Instructions to follow: Please reproduce the data exactly, excluding any pictures it contains.

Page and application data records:
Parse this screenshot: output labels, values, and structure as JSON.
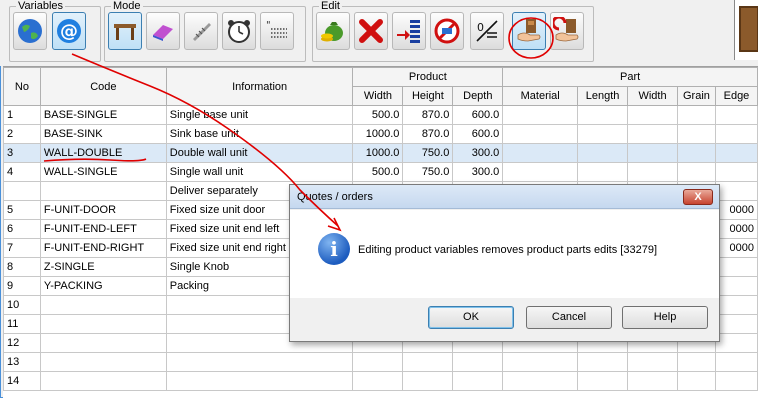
{
  "toolbar": {
    "groups": {
      "variables": "Variables",
      "mode": "Mode",
      "edit": "Edit"
    },
    "icons": [
      "globe-icon",
      "at-sign-icon",
      "table-icon",
      "eraser-icon",
      "screw-icon",
      "alarm-clock-icon",
      "dotted-text-icon",
      "money-bag-icon",
      "red-x-icon",
      "insert-arrow-icon",
      "prohibited-icon",
      "divide-zero-icon",
      "hand-product-icon",
      "undo-hand-icon"
    ]
  },
  "table": {
    "headers": {
      "no": "No",
      "code": "Code",
      "information": "Information",
      "product": "Product",
      "part": "Part",
      "width": "Width",
      "height": "Height",
      "depth": "Depth",
      "material": "Material",
      "length": "Length",
      "part_width": "Width",
      "grain": "Grain",
      "edge": "Edge"
    },
    "rows": [
      {
        "no": "1",
        "code": "BASE-SINGLE",
        "info": "Single base unit",
        "width": "500.0",
        "height": "870.0",
        "depth": "600.0",
        "edge": ""
      },
      {
        "no": "2",
        "code": "BASE-SINK",
        "info": "Sink base unit",
        "width": "1000.0",
        "height": "870.0",
        "depth": "600.0",
        "edge": ""
      },
      {
        "no": "3",
        "code": "WALL-DOUBLE",
        "info": "Double wall unit",
        "width": "1000.0",
        "height": "750.0",
        "depth": "300.0",
        "edge": ""
      },
      {
        "no": "4",
        "code": "WALL-SINGLE",
        "info": "Single wall unit",
        "width": "500.0",
        "height": "750.0",
        "depth": "300.0",
        "edge": ""
      },
      {
        "no": "",
        "code": "",
        "info": "Deliver separately",
        "width": "",
        "height": "",
        "depth": "",
        "edge": ""
      },
      {
        "no": "5",
        "code": "F-UNIT-DOOR",
        "info": "Fixed size unit door",
        "width": "",
        "height": "",
        "depth": "",
        "edge": "0000"
      },
      {
        "no": "6",
        "code": "F-UNIT-END-LEFT",
        "info": "Fixed size unit end left",
        "width": "",
        "height": "",
        "depth": "",
        "edge": "0000"
      },
      {
        "no": "7",
        "code": "F-UNIT-END-RIGHT",
        "info": "Fixed size unit end right",
        "width": "",
        "height": "",
        "depth": "",
        "edge": "0000"
      },
      {
        "no": "8",
        "code": "Z-SINGLE",
        "info": "Single Knob",
        "width": "",
        "height": "",
        "depth": "",
        "edge": ""
      },
      {
        "no": "9",
        "code": "Y-PACKING",
        "info": "Packing",
        "width": "",
        "height": "",
        "depth": "",
        "edge": ""
      },
      {
        "no": "10",
        "code": "",
        "info": "",
        "width": "",
        "height": "",
        "depth": "",
        "edge": ""
      },
      {
        "no": "11",
        "code": "",
        "info": "",
        "width": "",
        "height": "",
        "depth": "",
        "edge": ""
      },
      {
        "no": "12",
        "code": "",
        "info": "",
        "width": "",
        "height": "",
        "depth": "",
        "edge": ""
      },
      {
        "no": "13",
        "code": "",
        "info": "",
        "width": "",
        "height": "",
        "depth": "",
        "edge": ""
      },
      {
        "no": "14",
        "code": "",
        "info": "",
        "width": "",
        "height": "",
        "depth": "",
        "edge": ""
      }
    ]
  },
  "dialog": {
    "title": "Quotes / orders",
    "close_label": "X",
    "message": "Editing product variables removes product parts edits [33279]",
    "buttons": {
      "ok": "OK",
      "cancel": "Cancel",
      "help": "Help"
    }
  },
  "colors": {
    "selection_row": "#dbe9f7",
    "annotation_red": "#e00000",
    "title_bar": "#c5d8ef"
  }
}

Response area:
Parse this screenshot: output labels, values, and structure as JSON.
{
  "toolbar": {
    "groups": {
      "variables": "Variables",
      "mode": "Mode",
      "edit": "Edit"
    },
    "icons": [
      "globe-icon",
      "at-sign-icon",
      "table-icon",
      "eraser-icon",
      "screw-icon",
      "alarm-clock-icon",
      "dotted-text-icon",
      "money-bag-icon",
      "red-x-icon",
      "insert-arrow-icon",
      "prohibited-icon",
      "divide-zero-icon",
      "hand-product-icon",
      "undo-hand-icon"
    ]
  },
  "table": {
    "headers": {
      "no": "No",
      "code": "Code",
      "information": "Information",
      "product": "Product",
      "part": "Part",
      "width": "Width",
      "height": "Height",
      "depth": "Depth",
      "material": "Material",
      "length": "Length",
      "part_width": "Width",
      "grain": "Grain",
      "edge": "Edge"
    },
    "rows": [
      {
        "no": "1",
        "code": "BASE-SINGLE",
        "info": "Single base unit",
        "width": "500.0",
        "height": "870.0",
        "depth": "600.0",
        "edge": ""
      },
      {
        "no": "2",
        "code": "BASE-SINK",
        "info": "Sink base unit",
        "width": "1000.0",
        "height": "870.0",
        "depth": "600.0",
        "edge": ""
      },
      {
        "no": "3",
        "code": "WALL-DOUBLE",
        "info": "Double wall unit",
        "width": "1000.0",
        "height": "750.0",
        "depth": "300.0",
        "edge": ""
      },
      {
        "no": "4",
        "code": "WALL-SINGLE",
        "info": "Single wall unit",
        "width": "500.0",
        "height": "750.0",
        "depth": "300.0",
        "edge": ""
      },
      {
        "no": "",
        "code": "",
        "info": "Deliver separately",
        "width": "",
        "height": "",
        "depth": "",
        "edge": ""
      },
      {
        "no": "5",
        "code": "F-UNIT-DOOR",
        "info": "Fixed size unit door",
        "width": "",
        "height": "",
        "depth": "",
        "edge": "0000"
      },
      {
        "no": "6",
        "code": "F-UNIT-END-LEFT",
        "info": "Fixed size unit end left",
        "width": "",
        "height": "",
        "depth": "",
        "edge": "0000"
      },
      {
        "no": "7",
        "code": "F-UNIT-END-RIGHT",
        "info": "Fixed size unit end right",
        "width": "",
        "height": "",
        "depth": "",
        "edge": "0000"
      },
      {
        "no": "8",
        "code": "Z-SINGLE",
        "info": "Single Knob",
        "width": "",
        "height": "",
        "depth": "",
        "edge": ""
      },
      {
        "no": "9",
        "code": "Y-PACKING",
        "info": "Packing",
        "width": "",
        "height": "",
        "depth": "",
        "edge": ""
      },
      {
        "no": "10",
        "code": "",
        "info": "",
        "width": "",
        "height": "",
        "depth": "",
        "edge": ""
      },
      {
        "no": "11",
        "code": "",
        "info": "",
        "width": "",
        "height": "",
        "depth": "",
        "edge": ""
      },
      {
        "no": "12",
        "code": "",
        "info": "",
        "width": "",
        "height": "",
        "depth": "",
        "edge": ""
      },
      {
        "no": "13",
        "code": "",
        "info": "",
        "width": "",
        "height": "",
        "depth": "",
        "edge": ""
      },
      {
        "no": "14",
        "code": "",
        "info": "",
        "width": "",
        "height": "",
        "depth": "",
        "edge": ""
      }
    ]
  },
  "dialog": {
    "title": "Quotes / orders",
    "close_label": "X",
    "message": "Editing product variables removes product parts edits [33279]",
    "buttons": {
      "ok": "OK",
      "cancel": "Cancel",
      "help": "Help"
    }
  },
  "colors": {
    "selection_row": "#dbe9f7",
    "annotation_red": "#e00000",
    "title_bar": "#c5d8ef"
  }
}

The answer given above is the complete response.